[Activity] Collect every line below that contains the word "panel".

***** Provided records *****

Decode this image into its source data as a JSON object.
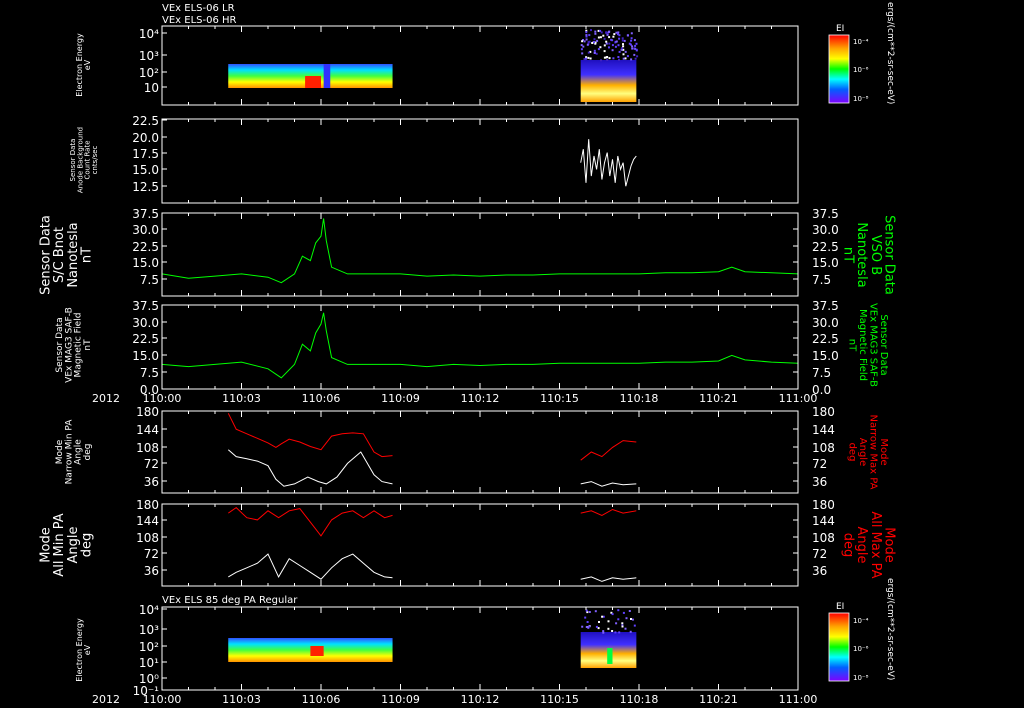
{
  "header": {
    "line1": "VEx ELS-06 LR",
    "line2": "VEx ELS-06 HR"
  },
  "footer_title": "VEx ELS 85 deg PA Regular",
  "time_axis": {
    "year": "2012",
    "ticks": [
      "110:00",
      "110:03",
      "110:06",
      "110:09",
      "110:12",
      "110:15",
      "110:18",
      "110:21",
      "111:00"
    ],
    "range_minutes": [
      0,
      24
    ]
  },
  "colorbar": {
    "title": "EI",
    "ticks": [
      "10⁻⁴",
      "10⁻⁶",
      "10⁻⁸"
    ],
    "unit": "ergs/(cm**2-sr-sec-eV)"
  },
  "colors": {
    "background": "#000000",
    "white": "#ffffff",
    "green": "#00ff00",
    "red": "#ff0000",
    "axis": "#ffffff"
  },
  "chart_data": [
    {
      "type": "heatmap",
      "panel": "els-lr-hr-spectrogram",
      "ylabel": [
        "Electron Energy",
        "eV"
      ],
      "yticks": [
        "10⁴",
        "10³",
        "10²",
        "10"
      ],
      "y_log": true,
      "active_intervals_min": [
        [
          2.5,
          8.7
        ],
        [
          15.8,
          17.9
        ]
      ]
    },
    {
      "type": "line",
      "panel": "anode-background",
      "ylabel": [
        "Sensor Data",
        "Anode Background",
        "Count Rate",
        "cnts/sec"
      ],
      "ylim": [
        10,
        22.5
      ],
      "yticks": [
        "22.5",
        "20.0",
        "17.5",
        "15.0",
        "12.5"
      ],
      "series": [
        {
          "color": "#ffffff",
          "x_min": [
            15.8,
            15.9,
            16.0,
            16.1,
            16.2,
            16.3,
            16.4,
            16.5,
            16.6,
            16.7,
            16.8,
            16.9,
            17.0,
            17.1,
            17.2,
            17.3,
            17.4,
            17.5,
            17.6,
            17.7,
            17.8,
            17.9
          ],
          "values": [
            16,
            18,
            13,
            19.5,
            14,
            17,
            15,
            18,
            13.5,
            16,
            17.5,
            14,
            16.5,
            13,
            17,
            15,
            16,
            12.5,
            14,
            15.5,
            16.5,
            17
          ]
        }
      ]
    },
    {
      "type": "line",
      "panel": "sc-bnot",
      "ylabel": [
        "Sensor Data",
        "S/C Bnot",
        "Nanotesla",
        "nT"
      ],
      "ylabel_right": [
        "Sensor Data",
        "VSO B",
        "Nanotesla",
        "nT"
      ],
      "ylim": [
        0,
        37.5
      ],
      "yticks": [
        "37.5",
        "30.0",
        "22.5",
        "15.0",
        "7.5"
      ],
      "series": [
        {
          "color": "#00ff00",
          "x_min": [
            0,
            1,
            2,
            3,
            4,
            4.5,
            5,
            5.3,
            5.6,
            5.8,
            6.0,
            6.1,
            6.2,
            6.4,
            7,
            8,
            9,
            10,
            11,
            12,
            13,
            14,
            15,
            16,
            17,
            18,
            19,
            20,
            21,
            21.5,
            22,
            23,
            24
          ],
          "values": [
            10,
            8,
            9,
            10,
            8.5,
            6,
            10,
            18,
            16,
            24,
            27,
            35,
            25,
            13,
            10,
            10,
            10,
            9,
            9.5,
            9,
            9.5,
            9.5,
            10,
            10,
            10,
            10,
            10.5,
            10.5,
            11,
            13,
            11,
            10.5,
            10
          ]
        }
      ]
    },
    {
      "type": "line",
      "panel": "mag3-saf-b",
      "ylabel": [
        "Sensor Data",
        "VEx MAG3 SAF-B",
        "Magnetic Field",
        "nT"
      ],
      "ylabel_right": [
        "Sensor Data",
        "VEx MAG3 SAF-B",
        "Magnetic Field",
        "nT"
      ],
      "ylim": [
        0,
        37.5
      ],
      "yticks": [
        "37.5",
        "30.0",
        "22.5",
        "15.0",
        "7.5",
        "0.0"
      ],
      "series": [
        {
          "color": "#00ff00",
          "x_min": [
            0,
            1,
            2,
            3,
            4,
            4.5,
            5,
            5.3,
            5.6,
            5.8,
            6.0,
            6.1,
            6.2,
            6.4,
            7,
            8,
            9,
            10,
            11,
            12,
            13,
            14,
            15,
            16,
            17,
            18,
            19,
            20,
            21,
            21.5,
            22,
            23,
            24
          ],
          "values": [
            11,
            10,
            11,
            12,
            9,
            5,
            11,
            20,
            17,
            25,
            29,
            34,
            26,
            14,
            11,
            11,
            11,
            10,
            11,
            10.5,
            11,
            11,
            11.5,
            11.5,
            11.5,
            11.5,
            12,
            12,
            12.5,
            15,
            13,
            12,
            11.5
          ]
        }
      ]
    },
    {
      "type": "line",
      "panel": "narrow-pa",
      "ylabel": [
        "Mode",
        "Narrow Min PA",
        "Angle",
        "deg"
      ],
      "ylabel_right": [
        "Mode",
        "Narrow Max PA",
        "Angle",
        "deg"
      ],
      "ylim": [
        0,
        180
      ],
      "yticks": [
        "180",
        "144",
        "108",
        "72",
        "36"
      ],
      "series": [
        {
          "name": "Narrow Max PA",
          "color": "#ff0000",
          "x_min": [
            2.5,
            2.8,
            3.2,
            3.6,
            4.0,
            4.3,
            4.5,
            4.8,
            5.2,
            5.6,
            6.0,
            6.4,
            6.8,
            7.2,
            7.6,
            8.0,
            8.3,
            8.7
          ],
          "values": [
            175,
            140,
            130,
            120,
            110,
            100,
            108,
            118,
            112,
            102,
            95,
            125,
            130,
            132,
            130,
            90,
            80,
            82
          ]
        },
        {
          "name": "Narrow Max PA",
          "color": "#ff0000",
          "x_min": [
            15.8,
            16.2,
            16.6,
            17.0,
            17.4,
            17.9
          ],
          "values": [
            72,
            90,
            80,
            100,
            115,
            112
          ]
        },
        {
          "name": "Narrow Min PA",
          "color": "#ffffff",
          "x_min": [
            2.5,
            2.8,
            3.2,
            3.6,
            4.0,
            4.3,
            4.6,
            5.0,
            5.5,
            5.9,
            6.2,
            6.6,
            7.0,
            7.5,
            8.0,
            8.3,
            8.7
          ],
          "values": [
            95,
            80,
            75,
            70,
            60,
            30,
            15,
            20,
            35,
            25,
            20,
            35,
            65,
            90,
            40,
            25,
            20
          ]
        },
        {
          "name": "Narrow Min PA",
          "color": "#ffffff",
          "x_min": [
            15.8,
            16.2,
            16.6,
            17.0,
            17.4,
            17.9
          ],
          "values": [
            20,
            25,
            15,
            22,
            18,
            20
          ]
        }
      ]
    },
    {
      "type": "line",
      "panel": "all-pa",
      "ylabel": [
        "Mode",
        "All Min PA",
        "Angle",
        "deg"
      ],
      "ylabel_right": [
        "Mode",
        "All Max PA",
        "Angle",
        "deg"
      ],
      "ylim": [
        0,
        180
      ],
      "yticks": [
        "180",
        "144",
        "108",
        "72",
        "36"
      ],
      "series": [
        {
          "name": "All Max PA",
          "color": "#ff0000",
          "x_min": [
            2.5,
            2.8,
            3.2,
            3.6,
            4.0,
            4.4,
            4.8,
            5.2,
            5.6,
            6.0,
            6.4,
            6.8,
            7.2,
            7.6,
            8.0,
            8.4,
            8.7
          ],
          "values": [
            160,
            172,
            150,
            145,
            165,
            150,
            165,
            170,
            140,
            110,
            145,
            160,
            165,
            150,
            165,
            150,
            155
          ]
        },
        {
          "name": "All Max PA",
          "color": "#ff0000",
          "x_min": [
            15.8,
            16.2,
            16.6,
            17.0,
            17.4,
            17.9
          ],
          "values": [
            160,
            165,
            155,
            168,
            160,
            165
          ]
        },
        {
          "name": "All Min PA",
          "color": "#ffffff",
          "x_min": [
            2.5,
            2.8,
            3.2,
            3.6,
            4.0,
            4.4,
            4.8,
            5.2,
            5.6,
            6.0,
            6.4,
            6.8,
            7.2,
            7.6,
            8.0,
            8.4,
            8.7
          ],
          "values": [
            20,
            30,
            40,
            50,
            70,
            20,
            60,
            45,
            30,
            15,
            40,
            60,
            70,
            50,
            30,
            20,
            18
          ]
        },
        {
          "name": "All Min PA",
          "color": "#ffffff",
          "x_min": [
            15.8,
            16.2,
            16.6,
            17.0,
            17.4,
            17.9
          ],
          "values": [
            15,
            20,
            10,
            18,
            15,
            18
          ]
        }
      ]
    },
    {
      "type": "heatmap",
      "panel": "els-85-deg-spectrogram",
      "ylabel": [
        "Electron Energy",
        "eV"
      ],
      "yticks": [
        "10⁴",
        "10³",
        "10²",
        "10¹",
        "10⁰",
        "10⁻¹"
      ],
      "y_log": true,
      "active_intervals_min": [
        [
          2.5,
          8.7
        ],
        [
          15.8,
          17.9
        ]
      ]
    }
  ]
}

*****

[Solution to the problem]
      "panel": "els-lr-hr-spectrogram",
      "panel": "anode-background",
      "panel": "sc-bnot",
      "panel": "mag3-saf-b",
      "panel": "narrow-pa",
      "panel": "all-pa",
      "panel": "els-85-deg-spectrogram",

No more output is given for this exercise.